Greece: This is a country which includes over 6,000 islands, most of them stretching across the Aegean Sea to the very coastline of the ancient enemy Turkey. Historically the Greeks remember some four centuries of occupation by the Ottomans, the Greek War of Independence of 1821-1829 and the Greco-Turkish War of 1919-1922. Today the country sees itself as a defence against a hostile Russian Navy trying to break out of the Black Sea, a front line in Europe’s migrant crisis, and a crucial transit route for gas pipelines coming out of the eastern Mediterranean. 

Turkey: All that remains of the once huge and long-lasting Ottoman Empire is modern-day Turkey, but Marshall believes that “There are clear signs of ‘neo-Ottomanism’ in its ambitions to expand its control and influence as power is once more being projected in all directions with significant repercussions in Europe, the Middle East and Central Asia”. Perhaps most immediately there is the problem of Turkey’s truculent position in NATO and he argues that “Turkey is now at best a ‘semi-detached’ NATO member”.

The Sahel: This is a region of Africa south of the Sahara and north of the rainforests which embraces most notably large parts of Mauritania, Mali, Niger, Chad and Sudan. Marshall describes it as “one of the most troubled, poor and environmentally damaged places on the planet” and he highlights the growth of radical Islamic terrorism and the struggles over natural resources including rare-earth materials.

Ethiopia: This is the second most populous country in Africa (after Nigeria) with nine major ethnic groups and more than 80 languages. Water defines its geopolitical position: it has no coastline and frequently suffers droughts, but the Grand Ethiopian Renaissance Dam (GERD) on the Blue Nile is Africa’s largest hydroelectric power plant and could improve the nation’s economic standards and mitigate its ethnic divisions. 
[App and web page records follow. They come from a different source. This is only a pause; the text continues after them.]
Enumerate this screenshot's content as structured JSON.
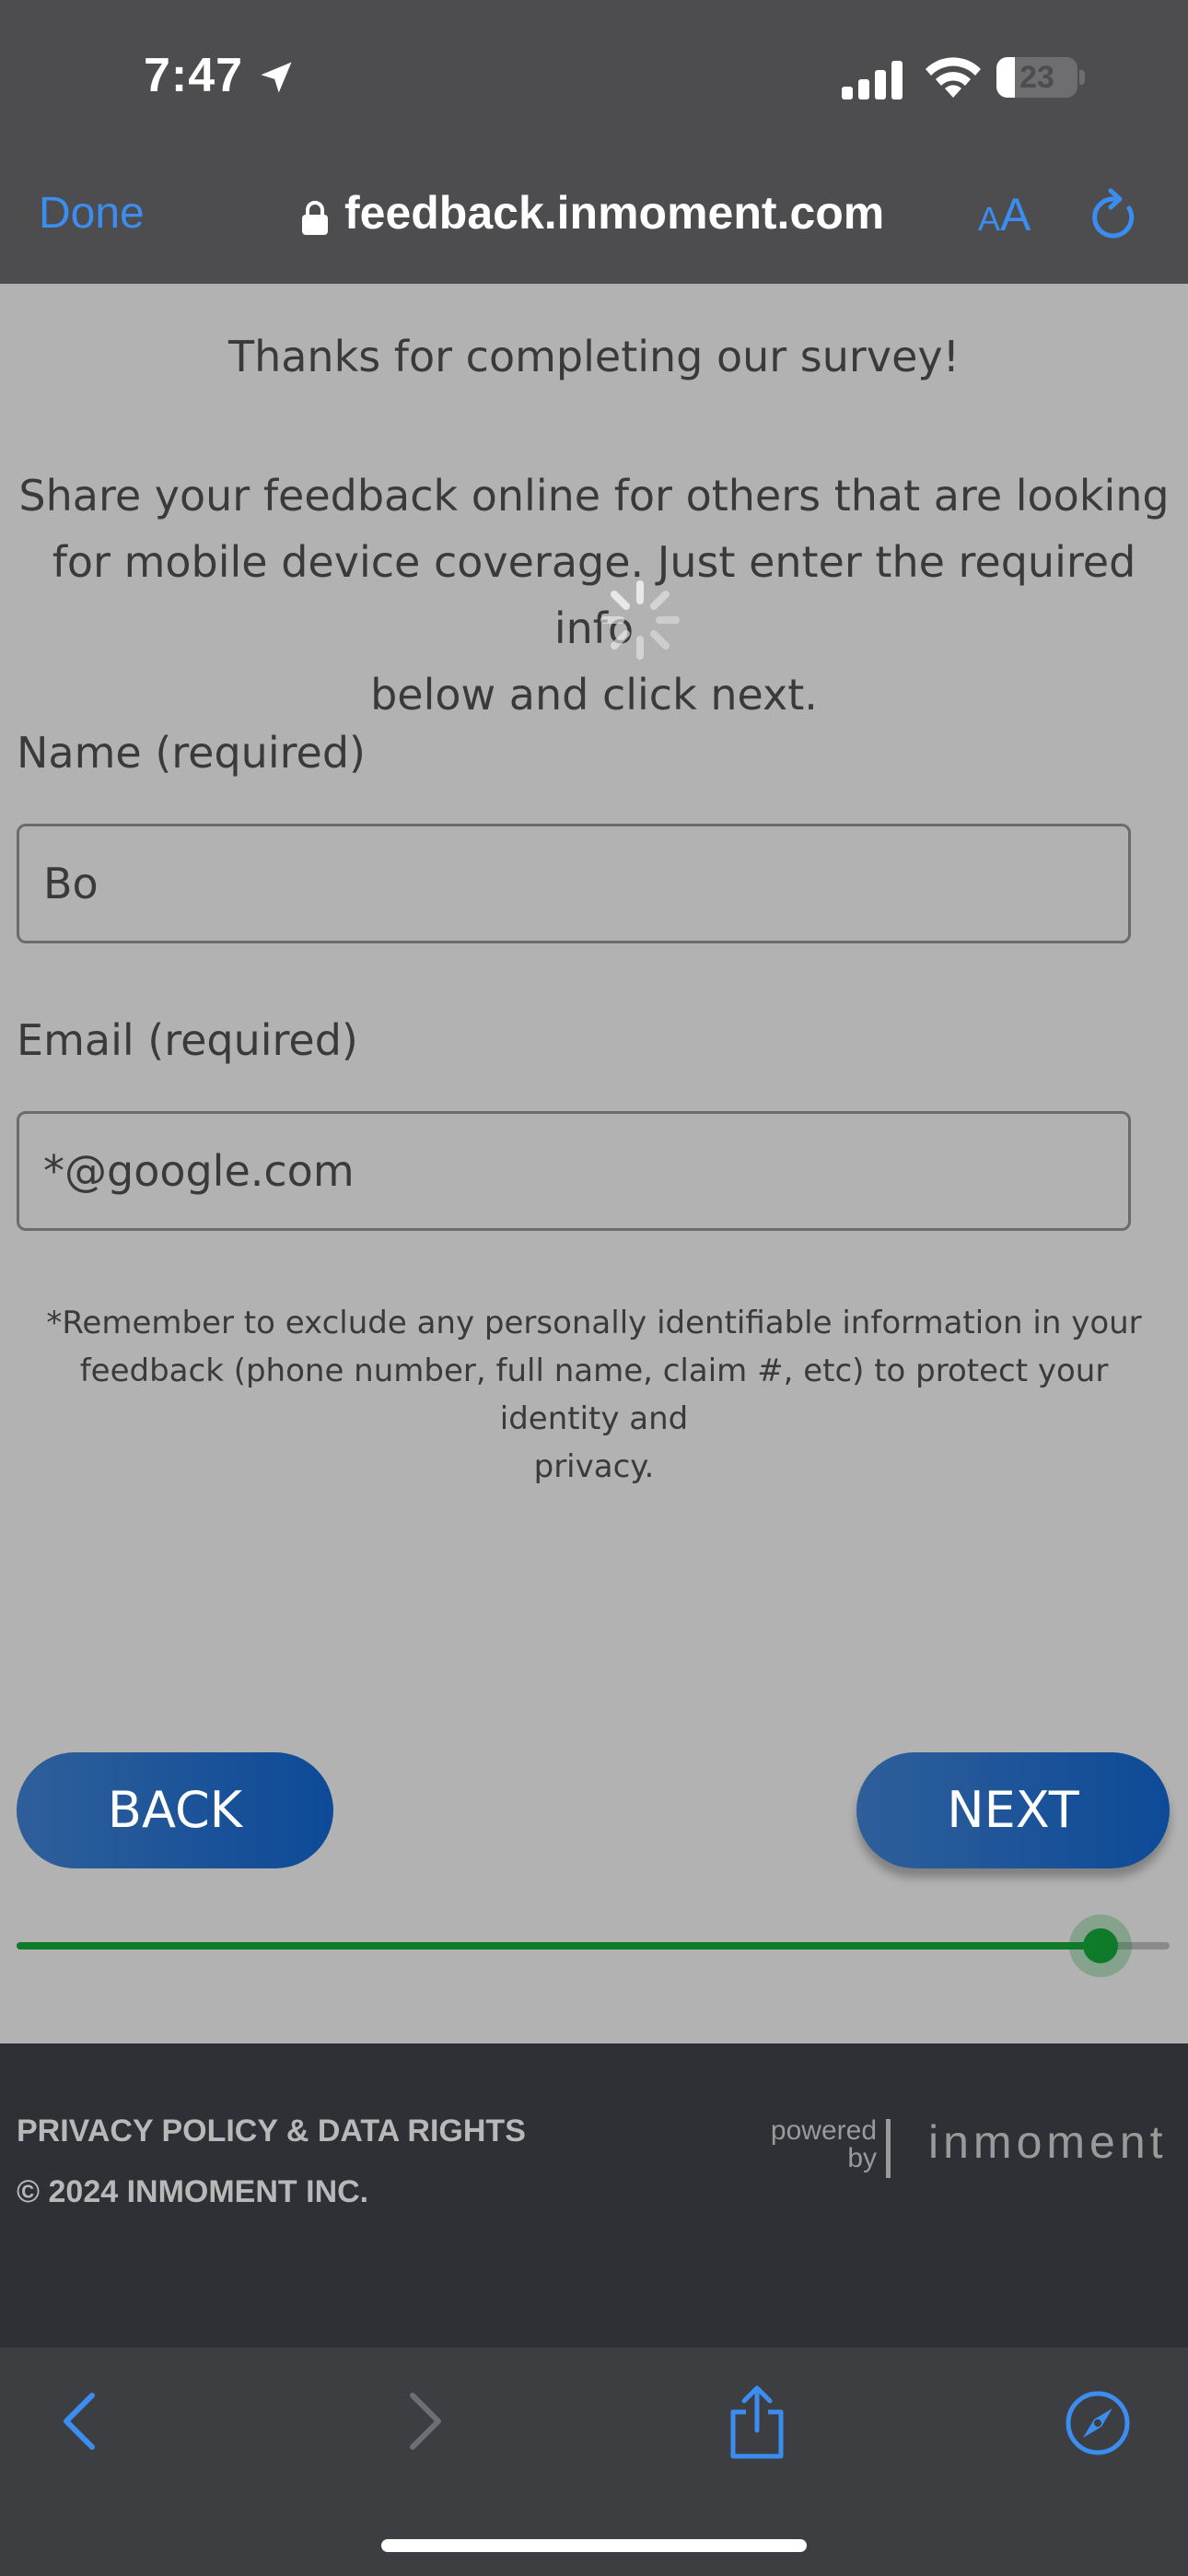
{
  "status_bar": {
    "time": "7:47",
    "battery": "23",
    "battery_level": 0.23,
    "icons": [
      "location-arrow-icon",
      "signal-icon",
      "wifi-icon",
      "battery-icon"
    ]
  },
  "url_bar": {
    "done_label": "Done",
    "url": "feedback.inmoment.com",
    "reader_label_small": "A",
    "reader_label_large": "A",
    "accent_color": "#3b8ef0"
  },
  "survey": {
    "thanks": "Thanks for completing our survey!",
    "share_line1": "Share your feedback online for others that are looking",
    "share_line2": "for mobile device coverage. Just enter the required info",
    "share_line3": "below and click next.",
    "name_label": "Name (required)",
    "name_value": "Bo",
    "email_label": "Email (required)",
    "email_value": "*@google.com",
    "disclaimer_line1": "*Remember to exclude any personally identifiable information in your",
    "disclaimer_line2": "feedback (phone number, full name, claim #, etc) to protect your identity and",
    "disclaimer_line3": "privacy.",
    "back_label": "BACK",
    "next_label": "NEXT",
    "progress": 0.94,
    "progress_color": "#0e7b2b",
    "button_color": "#0d4a98"
  },
  "footer": {
    "privacy": "PRIVACY POLICY & DATA RIGHTS",
    "copyright": "© 2024 INMOMENT INC.",
    "powered_line1": "powered",
    "powered_line2": "by",
    "brand": "inmoment"
  },
  "toolbar": {
    "icons": [
      "back-arrow-icon",
      "forward-arrow-icon",
      "share-icon",
      "compass-icon"
    ]
  }
}
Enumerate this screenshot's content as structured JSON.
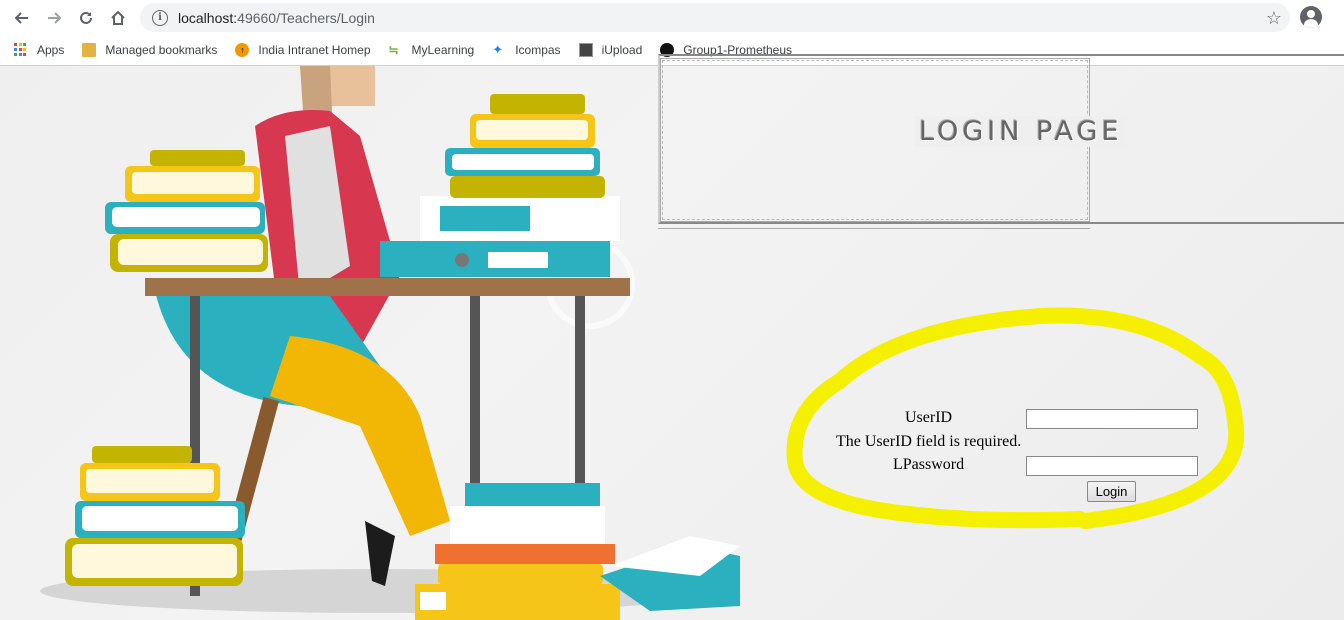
{
  "browser": {
    "url_host": "localhost:",
    "url_port_path": "49660/Teachers/Login",
    "bookmarks": [
      {
        "label": "Apps",
        "icon": "apps-grid-icon"
      },
      {
        "label": "Managed bookmarks",
        "icon": "folder-icon"
      },
      {
        "label": "India Intranet Homep",
        "icon": "india-intranet-icon"
      },
      {
        "label": "MyLearning",
        "icon": "mylearning-icon"
      },
      {
        "label": "Icompas",
        "icon": "icompas-icon"
      },
      {
        "label": "iUpload",
        "icon": "iupload-icon"
      },
      {
        "label": "Group1-Prometheus",
        "icon": "github-icon"
      }
    ]
  },
  "login": {
    "title": "LOGIN PAGE",
    "userid_label": "UserID",
    "userid_value": "",
    "userid_error": "The UserID field is required.",
    "password_label": "LPassword",
    "password_value": "",
    "submit_label": "Login"
  },
  "colors": {
    "highlight": "#f5f000",
    "accent_teal": "#2ab0bf",
    "accent_yellow": "#f5c518",
    "accent_red": "#d7374f"
  }
}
Spain: This kingdom – twice the size of the UK – brought together in the 1500s is still haunted by “the spectre of violent regional nationalism”, most notably in Galicia, Catalonia and the Basque Country and to a lesser extent in Andalusia. As Marshall underlines: “An independent Catalonia would embolden those campaigning for an independent Corsica, Scotland, Flanders, Sicily, Bavaria etc”.

Space: In a final chapter which sits rather oddly in a book on geography, Marshall takes a fascinating look at space and posits two models: national competition (all 12 men to have walked on the moon were American) or international co-operation (more than 240 men and women from 19 countries have visited the International Space Station). He considers the weaponisation of space and argues that “War in space could be earth-shattering”


XHTML: You can use these tags: <a href="" title=""> <abbr title=""> <acronym title=""> <b> <blockquote cite=""> <cite> <code> <del datetime=""> <em> <i> <q cite=""> <s> <strike> <strong>